Please stay well and safe everyone. Practice patience and kindness.

Over the Counter Hearing Aids

NPR covered over-the-counter hearing aids back in 2017. Since then, politicians have passed legislation that provides access to these new amplifiers. NPR, like the politicians, dismissed the audiology profession without talking to an unbiased expert in the field – not a doctor and not someone who sells hearing aids. Ruth Bentler at University of Iowa would have been a good choice. Todd Rickets at Vanterbilt would have been another.

The only way I’ve thought of to concisely explain what audiologists do is to compare them to orthodontists. You might ask why a bunch of wires cost $6,000. They’re just wires. It’s because they don’t help much if you don’t have an expert, with 6-8 years of education, custom fit them and fine tune them over time. Audiologists require at least 8 years of education.

I’m glad these amplifiers are out there, but they’re only appropriate for a limited group of people. I tell patients to try it out, but keep your receipt. I guess you could compare them to something like Invisalign knockoffs that you get on Amazon or at the drug store. They’ll work for a few people with slightly crooked teeth.

One last thing. The NPR podcast inferred that you have to spend $5000 on a pair of hearing aids. The $5000 ones can have a lot of benefits, but the quality of the fitting is at least as important as which hearing aid you get.

What really needs to happen is for legislators to come up with policies that help enforce competence and ethics. There are problems with both of those in this field. How you legislate something like that, I don’t know. That’s their expertise.

Costco Hearing Aids

I’ve gotten a lot of questions lately about the difference between me and Costco and why Costco’s hearing aids are so much less expensive.

Well, partly it’s because they buy a limited number of models from a limited number of manufacturers. So they buy in bulk. I can get any hearing aid from any manufacturer (except a couple of proprietary companies). I like that because they don’t all make the right hearing aid for everyone. I spend a lot more time keeping up with technology than they do, but it’s worth it. Here are some examples of hearing aids and why I might choose them.

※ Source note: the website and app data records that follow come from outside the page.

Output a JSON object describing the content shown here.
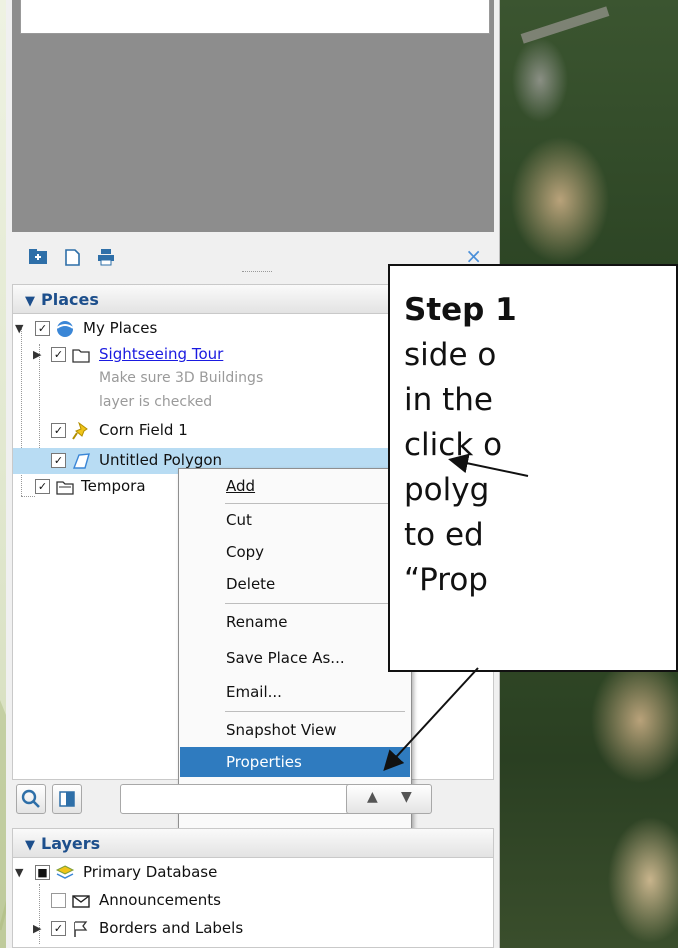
{
  "panel": {
    "toolbar_close": "×",
    "places_header": "Places",
    "layers_header": "Layers"
  },
  "places": {
    "my_places": "My Places",
    "sightseeing_tour": "Sightseeing Tour",
    "sightseeing_desc_1": "Make sure 3D Buildings",
    "sightseeing_desc_2": "layer is checked",
    "corn_field": "Corn Field 1",
    "untitled_polygon": "Untitled Polygon",
    "temporary": "Tempora"
  },
  "context_menu": {
    "add": "Add",
    "cut": "Cut",
    "copy": "Copy",
    "delete": "Delete",
    "rename": "Rename",
    "save_place_as": "Save Place As...",
    "email": "Email...",
    "snapshot_view": "Snapshot View",
    "properties": "Properties"
  },
  "layers": {
    "primary_database": "Primary Database",
    "announcements": "Announcements",
    "borders_labels": "Borders and Labels"
  },
  "callout": {
    "step": "Step 1",
    "line1": "side o",
    "line2": "in the",
    "line3": "click o",
    "line4": "polyg",
    "line5": "to ed",
    "line6": "“Prop"
  },
  "colors": {
    "selection": "#b8dcf3",
    "menu_highlight": "#2f7bbf",
    "link": "#1a1ae0",
    "header_text": "#1d4f8c"
  }
}
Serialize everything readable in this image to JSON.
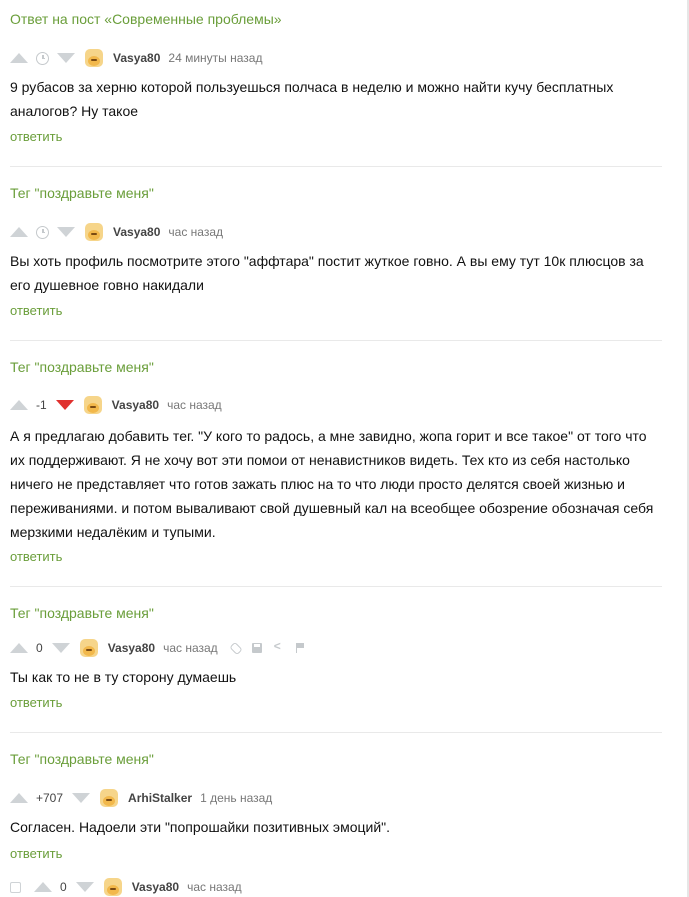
{
  "comments": [
    {
      "context": "Ответ на пост «Современные проблемы»",
      "rating": "",
      "author": "Vasya80",
      "time": "24 минуты назад",
      "text": "9 рубасов за херню которой пользуешься полчаса в неделю и можно найти кучу бесплатных аналогов? Ну такое",
      "reply": "ответить"
    },
    {
      "context": "Тег \"поздравьте меня\"",
      "rating": "",
      "author": "Vasya80",
      "time": "час назад",
      "text": "Вы хоть профиль посмотрите этого \"аффтара\" постит жуткое говно. А вы ему тут 10к плюсцов за его душевное говно накидали",
      "reply": "ответить"
    },
    {
      "context": "Тег \"поздравьте меня\"",
      "rating": "-1",
      "author": "Vasya80",
      "time": "час назад",
      "text": "А я предлагаю добавить тег. \"У кого то радось, а мне завидно, жопа горит и все такое\" от того что их поддерживают. Я не хочу вот эти помои от ненавистников видеть. Тех кто из себя настолько ничего не представляет что готов зажать плюс на то что люди просто делятся своей жизнью и переживаниями. и потом вываливают свой душевный кал на всеобщее обозрение обозначая себя мерзкими недалёким и тупыми.",
      "reply": "ответить"
    },
    {
      "context": "Тег \"поздравьте меня\"",
      "rating": "0",
      "author": "Vasya80",
      "time": "час назад",
      "text": "Ты как то не в ту сторону думаешь",
      "reply": "ответить"
    },
    {
      "context": "Тег \"поздравьте меня\"",
      "rating": "+707",
      "author": "ArhiStalker",
      "time": "1 день назад",
      "text": "Согласен. Надоели эти \"попрошайки позитивных эмоций\".",
      "reply": "ответить"
    },
    {
      "context": "",
      "rating": "0",
      "author": "Vasya80",
      "time": "час назад",
      "text": "",
      "reply": ""
    }
  ],
  "colors": {
    "link": "#6a9e3a",
    "downvote_active": "#e0312e",
    "muted_icon": "#cfd3d6"
  }
}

Some people won’t wear hearing aids because they think it makes them look old. So, I can choose Phonak Titanium or Signia Styletto. Some work in an environment with lots of people and noise. So I have Oticon OPN S. Some people need rechargeable batteries. So I have a lot of options, but usually I think ReSound Quatro. I have people with deafness on one side and might try a CROS hearing aid. I’ve been trying Signia Nx for that lately. I have people with profound hearing loss and I’ll usually choose Oticon Exceed. Some people need to answer their Android phone, hands free, so I get Phonak Marvel. Starkey Livio Ai has fall detection, heart rate monitoring, and language translation. Widex Evoke has a great tinnitus masker.

I can also change manufacturers for things like earmolds. I’ve switched between companies like Westone, Starkey, ReSound, Oticon, Emtec, and Microsonic because quality can vary over time. They also have their own specialty. Microsonic is excellent at children’s earmolds and Westone is great at musician’s monitors.

Also, I’m an audiologist. They are usually hearing aid dispensers. While I’ve met dispensers that are stellar and audiologists that aren’t, audiologists have an advantage of graduate school education. The focus is different. Audiologists are trained to think of treating hearing loss, and that includes more than hearing aids. Sometimes it doesn’t include a hearing aid at all. A liberal education teaches more than how to do something. They teach why. So when you get unexpected results, you have half a chance of figuring out the why and how to fix it.

A few random things that come to mind: I take insurance and I work for free in Starkey’s Hear Now program. Costco’s ReSound hearing aids are locked – meaning only Costco can program or fine tune them. And, finally, I hope you enjoy this video, because it circles back to my first example of patients who think hearing aids make them look old.